1. Okay, I know the title of this blog is “Quick Crowdfunding Tips for those who don’t have time to read a book,” but seriously, you should read John Trigonis’s “Crowdfunding for Filmmakers.”  I wish I had read this before doing our campaign. Granted, it wasn’t out yet, but he still gave a lot of great info on his blog, some of which we followed, some of which we, regrettably, did not.

2. Tweet, Facebook and use your other social media sites often. Throughout our campaign I posted on our 3 different accounts multiple times a day. Using an app like Tweetdeck or Hootsuite, I would schedule at least one post per hour, so I didn’t always have to be sitting at the computer (even though I still sat there a lot.) Make your posts unique or else you risk being labeled as a spammer. Anytime you post, use relevant hashtags. If your film is a horror film use tags like #horror #indiefilm #SupportIndieFilm and be sure to use tags such as #gogofilm (if you’re on IndieGogo), #kickstarter (if you’re on Kickstarter), and so on. Direct your tweets to various crowdfunding groups. We directed many of ours to @IndieGogoFilm and @IndieReign that got retweeted because they thought what we said was funny.

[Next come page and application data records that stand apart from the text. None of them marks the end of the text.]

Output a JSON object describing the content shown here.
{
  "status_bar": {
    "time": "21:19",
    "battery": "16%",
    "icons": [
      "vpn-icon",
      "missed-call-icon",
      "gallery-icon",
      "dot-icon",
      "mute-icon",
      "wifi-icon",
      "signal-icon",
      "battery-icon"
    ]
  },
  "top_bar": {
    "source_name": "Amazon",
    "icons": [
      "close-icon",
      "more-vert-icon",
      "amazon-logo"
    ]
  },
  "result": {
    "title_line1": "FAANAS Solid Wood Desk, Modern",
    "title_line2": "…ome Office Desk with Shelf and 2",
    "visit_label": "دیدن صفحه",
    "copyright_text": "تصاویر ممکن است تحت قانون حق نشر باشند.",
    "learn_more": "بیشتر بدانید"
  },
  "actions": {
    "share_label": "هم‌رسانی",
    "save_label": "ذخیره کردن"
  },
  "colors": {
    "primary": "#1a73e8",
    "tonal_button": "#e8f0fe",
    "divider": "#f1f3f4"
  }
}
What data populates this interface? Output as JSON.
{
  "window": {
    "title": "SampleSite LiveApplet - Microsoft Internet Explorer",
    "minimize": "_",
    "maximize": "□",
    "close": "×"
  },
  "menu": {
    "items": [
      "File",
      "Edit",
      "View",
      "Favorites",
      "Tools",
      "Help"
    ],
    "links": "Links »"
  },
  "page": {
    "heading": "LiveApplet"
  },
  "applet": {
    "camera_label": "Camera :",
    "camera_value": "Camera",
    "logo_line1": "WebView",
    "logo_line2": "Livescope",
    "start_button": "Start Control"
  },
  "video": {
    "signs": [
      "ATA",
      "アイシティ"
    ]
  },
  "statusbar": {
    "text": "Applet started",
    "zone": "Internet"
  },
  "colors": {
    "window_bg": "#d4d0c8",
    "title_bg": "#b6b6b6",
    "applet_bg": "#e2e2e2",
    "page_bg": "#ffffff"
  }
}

There are plenty of crowdfunding promoters out there such as @icrowdfundbuzz, @crowdhelps and more. Most importantly, build and engage your audience WELL before you launch your campaign. We learned that one the hard way.

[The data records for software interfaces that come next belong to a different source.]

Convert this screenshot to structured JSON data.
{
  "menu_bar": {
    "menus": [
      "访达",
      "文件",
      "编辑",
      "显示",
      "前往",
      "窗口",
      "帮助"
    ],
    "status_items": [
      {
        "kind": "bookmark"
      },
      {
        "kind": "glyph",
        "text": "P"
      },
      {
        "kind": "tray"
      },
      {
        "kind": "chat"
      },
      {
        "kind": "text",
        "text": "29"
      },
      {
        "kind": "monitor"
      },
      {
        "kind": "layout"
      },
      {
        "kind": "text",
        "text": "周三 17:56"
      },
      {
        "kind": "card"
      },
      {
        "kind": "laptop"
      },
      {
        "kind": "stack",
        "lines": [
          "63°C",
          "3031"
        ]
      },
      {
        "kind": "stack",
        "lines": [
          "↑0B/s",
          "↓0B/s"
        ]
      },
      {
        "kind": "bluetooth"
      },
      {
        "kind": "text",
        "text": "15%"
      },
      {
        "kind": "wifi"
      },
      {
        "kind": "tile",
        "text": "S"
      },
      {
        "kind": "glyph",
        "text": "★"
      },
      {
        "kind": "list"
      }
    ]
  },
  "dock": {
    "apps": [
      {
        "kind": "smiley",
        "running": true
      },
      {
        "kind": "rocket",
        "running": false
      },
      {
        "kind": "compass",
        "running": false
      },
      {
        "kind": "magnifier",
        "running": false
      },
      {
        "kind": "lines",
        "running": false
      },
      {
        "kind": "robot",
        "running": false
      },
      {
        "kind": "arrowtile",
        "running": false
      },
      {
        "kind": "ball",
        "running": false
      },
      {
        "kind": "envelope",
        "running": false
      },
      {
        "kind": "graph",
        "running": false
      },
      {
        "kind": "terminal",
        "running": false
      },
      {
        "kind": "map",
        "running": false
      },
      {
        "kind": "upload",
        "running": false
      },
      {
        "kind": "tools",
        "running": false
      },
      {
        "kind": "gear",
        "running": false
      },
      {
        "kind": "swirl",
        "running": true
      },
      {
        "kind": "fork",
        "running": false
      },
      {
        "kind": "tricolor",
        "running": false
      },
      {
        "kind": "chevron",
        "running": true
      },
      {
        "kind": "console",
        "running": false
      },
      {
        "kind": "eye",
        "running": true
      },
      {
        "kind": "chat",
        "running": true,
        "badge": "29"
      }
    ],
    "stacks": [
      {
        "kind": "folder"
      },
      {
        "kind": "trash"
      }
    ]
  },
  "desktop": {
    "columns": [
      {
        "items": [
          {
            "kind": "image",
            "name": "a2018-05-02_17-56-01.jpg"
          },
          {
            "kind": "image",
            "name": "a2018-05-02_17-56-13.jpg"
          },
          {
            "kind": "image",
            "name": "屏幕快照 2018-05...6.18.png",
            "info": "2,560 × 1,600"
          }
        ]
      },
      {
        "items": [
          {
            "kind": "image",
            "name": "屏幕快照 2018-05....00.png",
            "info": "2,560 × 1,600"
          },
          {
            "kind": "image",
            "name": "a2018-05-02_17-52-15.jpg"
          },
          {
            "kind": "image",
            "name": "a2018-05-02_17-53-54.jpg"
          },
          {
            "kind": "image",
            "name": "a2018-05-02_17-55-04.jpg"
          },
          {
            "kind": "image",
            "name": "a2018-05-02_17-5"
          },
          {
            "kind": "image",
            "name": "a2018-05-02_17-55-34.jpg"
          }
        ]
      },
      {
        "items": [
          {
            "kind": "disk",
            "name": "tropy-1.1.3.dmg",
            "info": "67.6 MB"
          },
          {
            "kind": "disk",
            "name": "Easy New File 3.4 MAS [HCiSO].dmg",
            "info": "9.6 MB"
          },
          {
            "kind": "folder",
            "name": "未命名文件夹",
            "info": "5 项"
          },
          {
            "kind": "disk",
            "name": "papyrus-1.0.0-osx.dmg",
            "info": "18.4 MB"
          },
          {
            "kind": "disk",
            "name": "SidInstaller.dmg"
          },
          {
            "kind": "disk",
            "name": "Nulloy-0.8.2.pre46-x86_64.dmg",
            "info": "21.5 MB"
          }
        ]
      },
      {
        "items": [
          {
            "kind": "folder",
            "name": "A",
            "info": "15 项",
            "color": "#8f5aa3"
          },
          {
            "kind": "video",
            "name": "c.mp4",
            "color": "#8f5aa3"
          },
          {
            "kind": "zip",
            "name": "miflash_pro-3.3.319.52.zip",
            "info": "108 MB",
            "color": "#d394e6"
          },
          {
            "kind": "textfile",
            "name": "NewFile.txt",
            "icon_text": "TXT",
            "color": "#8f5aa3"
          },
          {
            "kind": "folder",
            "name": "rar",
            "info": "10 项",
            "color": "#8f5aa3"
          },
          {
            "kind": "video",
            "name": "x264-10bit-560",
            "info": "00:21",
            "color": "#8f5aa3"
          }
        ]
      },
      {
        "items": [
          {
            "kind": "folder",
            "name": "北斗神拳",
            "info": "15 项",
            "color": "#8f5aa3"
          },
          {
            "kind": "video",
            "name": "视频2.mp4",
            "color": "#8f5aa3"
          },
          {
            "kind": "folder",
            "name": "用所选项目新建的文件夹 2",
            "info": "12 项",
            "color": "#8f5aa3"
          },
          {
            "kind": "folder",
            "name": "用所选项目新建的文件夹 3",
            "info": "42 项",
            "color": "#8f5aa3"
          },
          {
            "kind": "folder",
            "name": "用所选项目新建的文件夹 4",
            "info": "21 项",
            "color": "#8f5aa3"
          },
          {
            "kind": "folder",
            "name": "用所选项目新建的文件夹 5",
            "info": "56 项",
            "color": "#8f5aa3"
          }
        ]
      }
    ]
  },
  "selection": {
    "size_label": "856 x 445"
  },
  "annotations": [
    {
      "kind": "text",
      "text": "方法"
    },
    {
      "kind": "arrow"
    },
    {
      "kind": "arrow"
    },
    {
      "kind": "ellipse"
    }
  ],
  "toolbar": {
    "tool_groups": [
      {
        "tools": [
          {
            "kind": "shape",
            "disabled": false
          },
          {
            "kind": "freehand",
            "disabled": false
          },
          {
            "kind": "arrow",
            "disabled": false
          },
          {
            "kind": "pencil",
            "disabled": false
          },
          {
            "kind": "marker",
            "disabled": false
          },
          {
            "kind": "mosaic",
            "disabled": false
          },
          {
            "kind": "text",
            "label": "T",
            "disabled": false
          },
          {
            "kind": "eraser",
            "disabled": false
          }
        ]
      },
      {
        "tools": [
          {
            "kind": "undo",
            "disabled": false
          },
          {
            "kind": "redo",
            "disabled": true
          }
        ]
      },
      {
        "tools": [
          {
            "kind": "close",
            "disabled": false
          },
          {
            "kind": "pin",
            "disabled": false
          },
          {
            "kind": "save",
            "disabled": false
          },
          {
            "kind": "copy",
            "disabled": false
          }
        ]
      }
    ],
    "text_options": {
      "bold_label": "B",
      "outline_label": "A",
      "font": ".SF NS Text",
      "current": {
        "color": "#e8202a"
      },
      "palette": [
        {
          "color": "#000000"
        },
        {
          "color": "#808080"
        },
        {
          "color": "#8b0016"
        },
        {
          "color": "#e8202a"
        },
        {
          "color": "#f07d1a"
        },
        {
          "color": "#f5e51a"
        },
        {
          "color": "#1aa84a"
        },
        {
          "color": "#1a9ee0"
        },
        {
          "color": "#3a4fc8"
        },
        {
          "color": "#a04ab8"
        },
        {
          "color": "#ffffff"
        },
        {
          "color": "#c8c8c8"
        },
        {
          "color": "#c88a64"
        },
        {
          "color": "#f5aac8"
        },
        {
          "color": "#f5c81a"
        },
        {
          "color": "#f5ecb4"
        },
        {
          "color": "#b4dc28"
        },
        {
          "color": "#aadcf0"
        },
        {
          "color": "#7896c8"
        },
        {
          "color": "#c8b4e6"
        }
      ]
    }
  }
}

3. Offer incentives for getting followers and likers. We released the poster after we reached 100 likes on Facebook, which really got people to push their friends to like our film. Don’t pay for Facebook likes. I could go into all the details, but basically paying for likes can actually lower the amount of interaction you have with your “fans.” Here’s a fantastic video explaining it all.

4. Don’t do it all yourself. Find others who are good at the social media stuff and have an online presence and recruit them to promote your film and campaign. Our biggest promoter was a lady who was unable to leave her house for a few months so she spent a lot of time blogging and on facebook. She blogged about us and “liked” EVERY SINGLE POST we ever put out there regarding our film. Her family also gave 6 different times to claim various levels of perks.

5. Know where your first 30-40% of funding is coming from and get it early. We got that 30-40%, but it came too late in the campaign. We should have pushed for that first portion much earlier on.

6. Encourage others to just visit your page even if they can’t give, have given already or plan to give later on. Having many visitors, shares, and whatnot helps push you higher in the ranking on the crowdfunding platform’s page.

7. Consider “Bonus Perks.” We had a Bonus Perk week where every day we had a bonus perk for anyone that gave at or over a certain amount for that day. (Mug Monday, T-shirt Tuesday, etc.) Our most popular bonus perk was a compilation of 12 of our short films we’ve done in the past decade. You can see the videos we created for the bonus perks at our film’s website apocalypserock.com.

8. Utilize your resources. If you’ve got a celebrity on board (even if just a local celeb), get them to tweet and post often! Our lead actor had a connection with a local rock station, so he got to go on the radio and talk about our campaign and film. Think about who you know, and who might be able to help you.